There’s a key pararagraph in Brigid Schulte’s excellent Washington Post article on Morgellons:
At the Mayo Clinic in Rochester, Minn., doctors are beginning to discover how imprecise a diagnosis of “delusions of parasitosis” can be. In the past five years, 175 people have been admitted to the clinic with that diagnosis. After thorough evaluations, however, with doctors taking the time to search for underlying problems, only half of those patients left the clinic with that diagnosis intact. Doctors found a very real cause of the itching in the other half.
It’s key both because it illustrates the false dichotomy of “disease or delusion” that the media and the MRF have forced upon Morgellons, and because it offers a way out of this dead end debate.

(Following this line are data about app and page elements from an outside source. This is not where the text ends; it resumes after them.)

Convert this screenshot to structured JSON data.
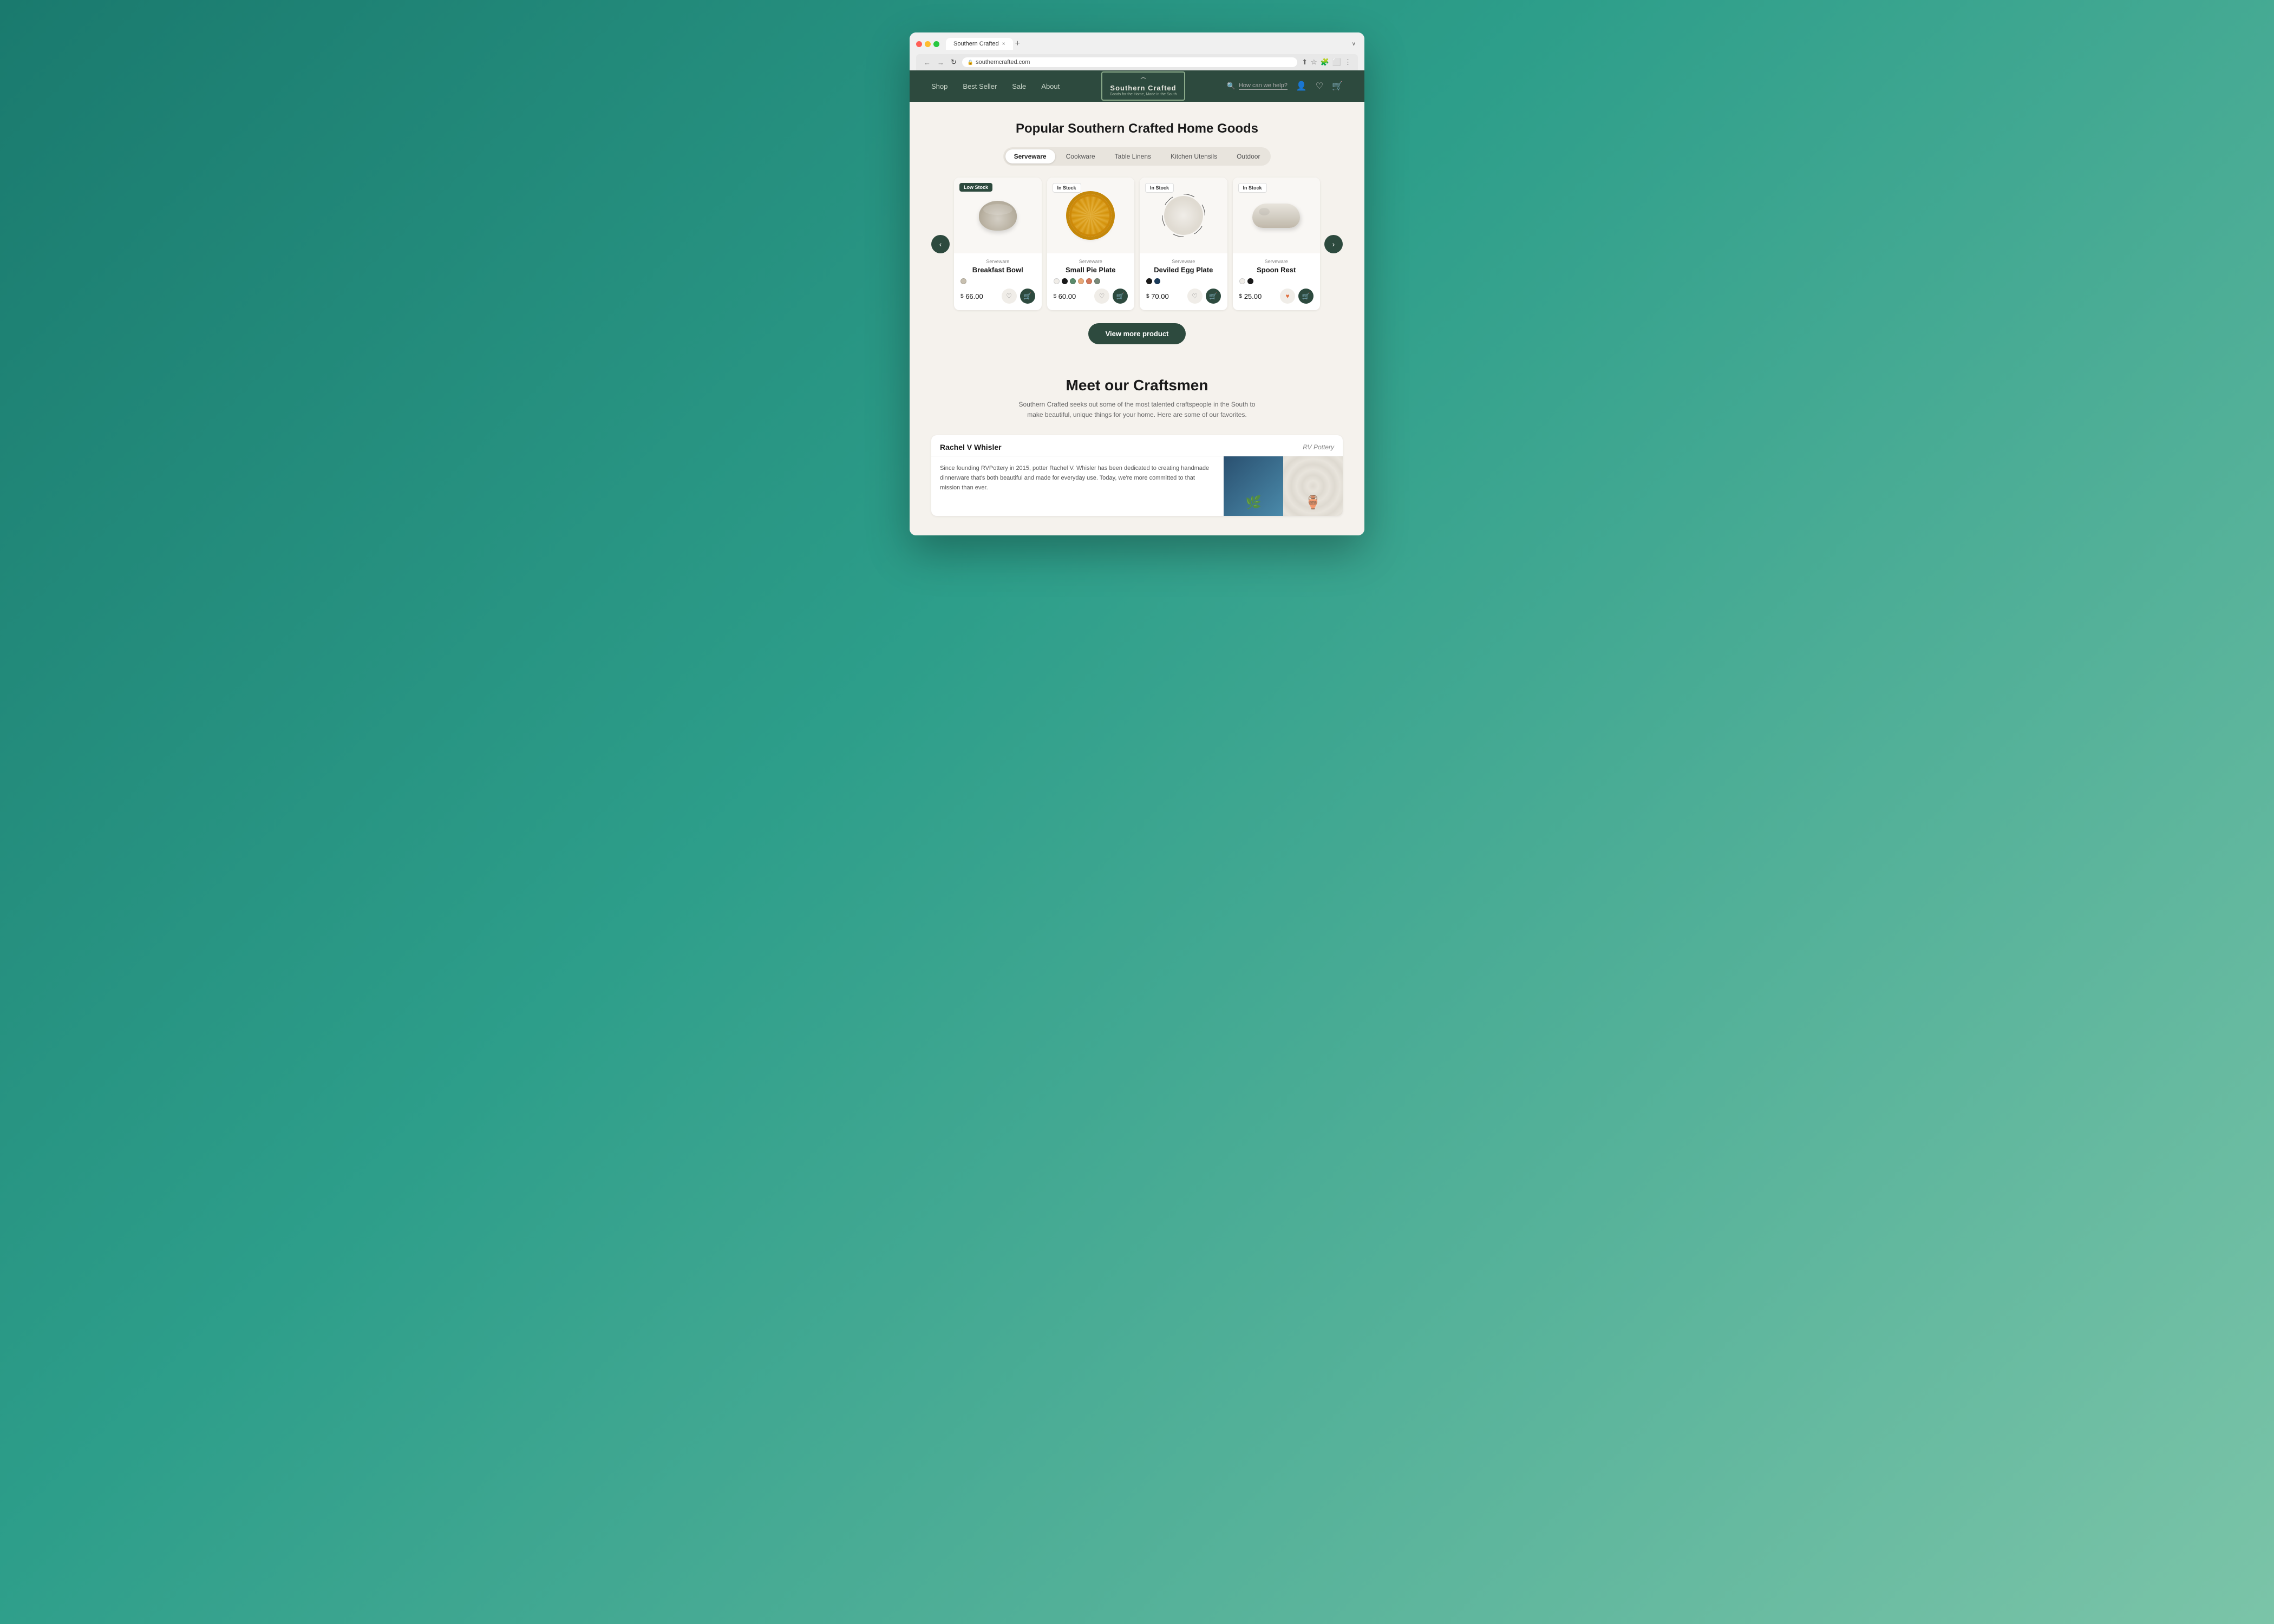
{
  "browser": {
    "tab_title": "Southern Crafted",
    "url": "southerncrafted.com",
    "new_tab": "+",
    "close_tab": "×",
    "chevron": "∨"
  },
  "nav": {
    "links": [
      "Shop",
      "Best Seller",
      "Sale",
      "About"
    ],
    "logo_main": "Southern Crafted",
    "logo_sub": "Goods for the Home, Made in the South",
    "search_placeholder": "How can we help?",
    "logo_bird": "⌒"
  },
  "products_section": {
    "title": "Popular Southern Crafted Home Goods",
    "categories": [
      "Serveware",
      "Cookware",
      "Table Linens",
      "Kitchen Utensils",
      "Outdoor"
    ],
    "active_category": "Serveware",
    "products": [
      {
        "name": "Breakfast Bowl",
        "category": "Serveware",
        "price": "66.00",
        "stock": "Low Stock",
        "stock_type": "low",
        "colors": [
          "#c8c0b0"
        ],
        "heart_active": false
      },
      {
        "name": "Small Pie Plate",
        "category": "Serveware",
        "price": "60.00",
        "stock": "In Stock",
        "stock_type": "in",
        "colors": [
          "#f0ede8",
          "#1a1a1a",
          "#5a8a6a",
          "#e8a878",
          "#d4785a",
          "#788878"
        ],
        "heart_active": false
      },
      {
        "name": "Deviled Egg Plate",
        "category": "Serveware",
        "price": "70.00",
        "stock": "In Stock",
        "stock_type": "in",
        "colors": [
          "#1a1a1a",
          "#1a3a5a"
        ],
        "heart_active": false
      },
      {
        "name": "Spoon Rest",
        "category": "Serveware",
        "price": "25.00",
        "stock": "In Stock",
        "stock_type": "in",
        "colors": [
          "#f0ede8",
          "#1a1a1a"
        ],
        "heart_active": true
      }
    ],
    "view_more_label": "View more product"
  },
  "craftsmen_section": {
    "title": "Meet our Craftsmen",
    "description": "Southern Crafted seeks out some of the most talented craftspeople in the South to make beautiful, unique things for your home. Here are some of our favorites.",
    "craftsman_name": "Rachel V Whisler",
    "craftsman_brand": "RV Pottery",
    "craftsman_bio": "Since founding RVPottery in 2015, potter Rachel V. Whisler has been dedicated to creating handmade dinnerware that's both beautiful and made for everyday use. Today, we're more committed to that mission than ever."
  }
}
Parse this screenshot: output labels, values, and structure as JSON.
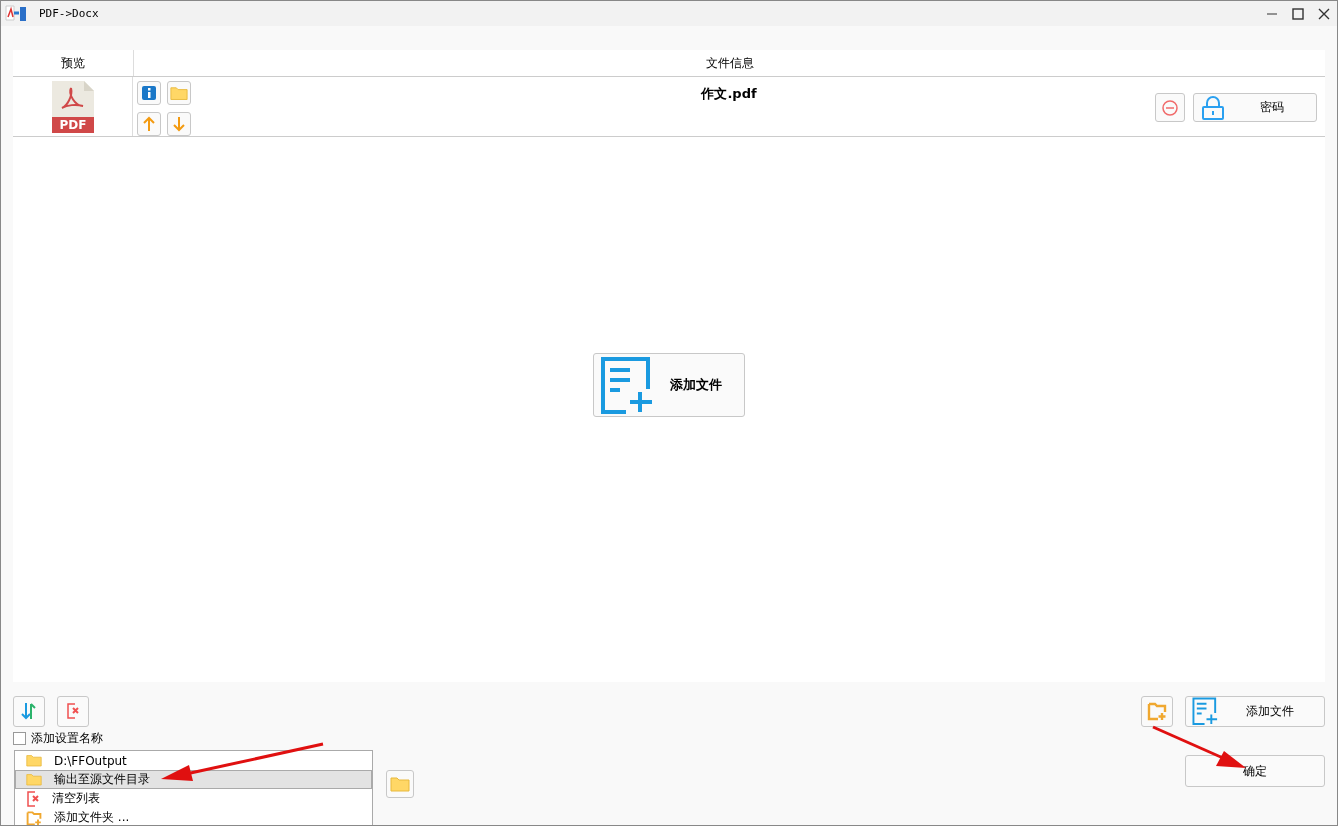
{
  "window": {
    "title": "PDF->Docx"
  },
  "table": {
    "columns": [
      "预览",
      "文件信息"
    ],
    "rows": [
      {
        "preview": "PDF",
        "file_name": "作文.pdf",
        "password_button": "密码"
      }
    ]
  },
  "center_add_button": "添加文件",
  "toolbar": {
    "add_file_button": "添加文件"
  },
  "options": {
    "label": "添加设置名称",
    "checked": false
  },
  "output_menu": {
    "items": [
      {
        "label": "D:\\FFOutput",
        "kind": "folder",
        "selected": false
      },
      {
        "label": "输出至源文件目录",
        "kind": "folder",
        "selected": true
      },
      {
        "label": "清空列表",
        "kind": "clear",
        "selected": false
      },
      {
        "label": "添加文件夹 ...",
        "kind": "add-folder",
        "selected": false
      }
    ]
  },
  "confirm_button": "确定"
}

Let’s say somebody itches. That’s all, they just itch, but really badly, so it’s a problem. They go to the doctor, and the doctor does a lot of tests to try to find out why they are itching. They do all kinds of tests, and discuss possible environmental causes with the patient, they keep at this for a long time but they can’t find out why the patient is itching.
Is the patient delusional?
No. Clearly not. They are just itching, and they can’t find out why. Now, this obviously would be a horrible situation to be in. Painful itching, and no solution in sight. Horrible. But just because the doctor can’t find a cause for their itching, it does not mean they are delusional.
Now consider the 175 people mentioned above. They were diagnosed with delusions of parasitosis, but after doctors looked for underlying problems, only half of them retained that diagnosis. Consider what this means.
For someone to be diagnosed with delusions of parasitosis (DOP), they have to have an unshakable false belief that they are infested with parasites. Now our hypothetical itching patient does not have this belief, they just itch, so they would not be diagnosed as delusional, since they hold no strange beliefs about their itching. No, to have itching and be diagnosed with DOP, you need TWO things:
- Delusions of Parasitosis
Of course, one cause of itching is scratching (the itch-scratch-itch cycle), and one cause of scratching is DOP. But that’s just one cause. Just because someone has DOP does not mean that their itching is caused by their DOP. There are hundreds of causes of itching. Lots of non-delusional people have itching for which no cause can be found.
DOP, on the other hand, can certainly be caused by itching. It’s called secondary organic DOP.
Now, of the Mayo’s 175 people, 88 of them had a cause found for their itching, presumably this was addressed, and their itching was reduced (or at least explained), and so those people saw conclusively why they were itching in the first place, and were either cured of it, or no longer had false beliefs about it. Were they misdiagnosed? Not if they started out with fixed false beliefs about the cause of their itching. They were not misdiagnosed, they were cured.
Itching is not a delusion. Itching is a physical sensation. Formication is a physical sensation. A delusion is a fixed false belief. Saying someone is delusional does not in any way invalidate their itching. They still itch. It still could be caused by any of hundreds of illnesses, physical conditions or environmental factors. The fact that they hold some odd beliefs about it does not mean they don’t actually itch.
So, no, there is no evidence that Morgellons is a distinct disease, and no, the fibers are nothing to do with anything. But just because someone thinks they have Morgellons does not automatically mean they are crazy. They itch, they suffer from formication, they scratch. In many cases there are probably reasons behind this besides “delusions”.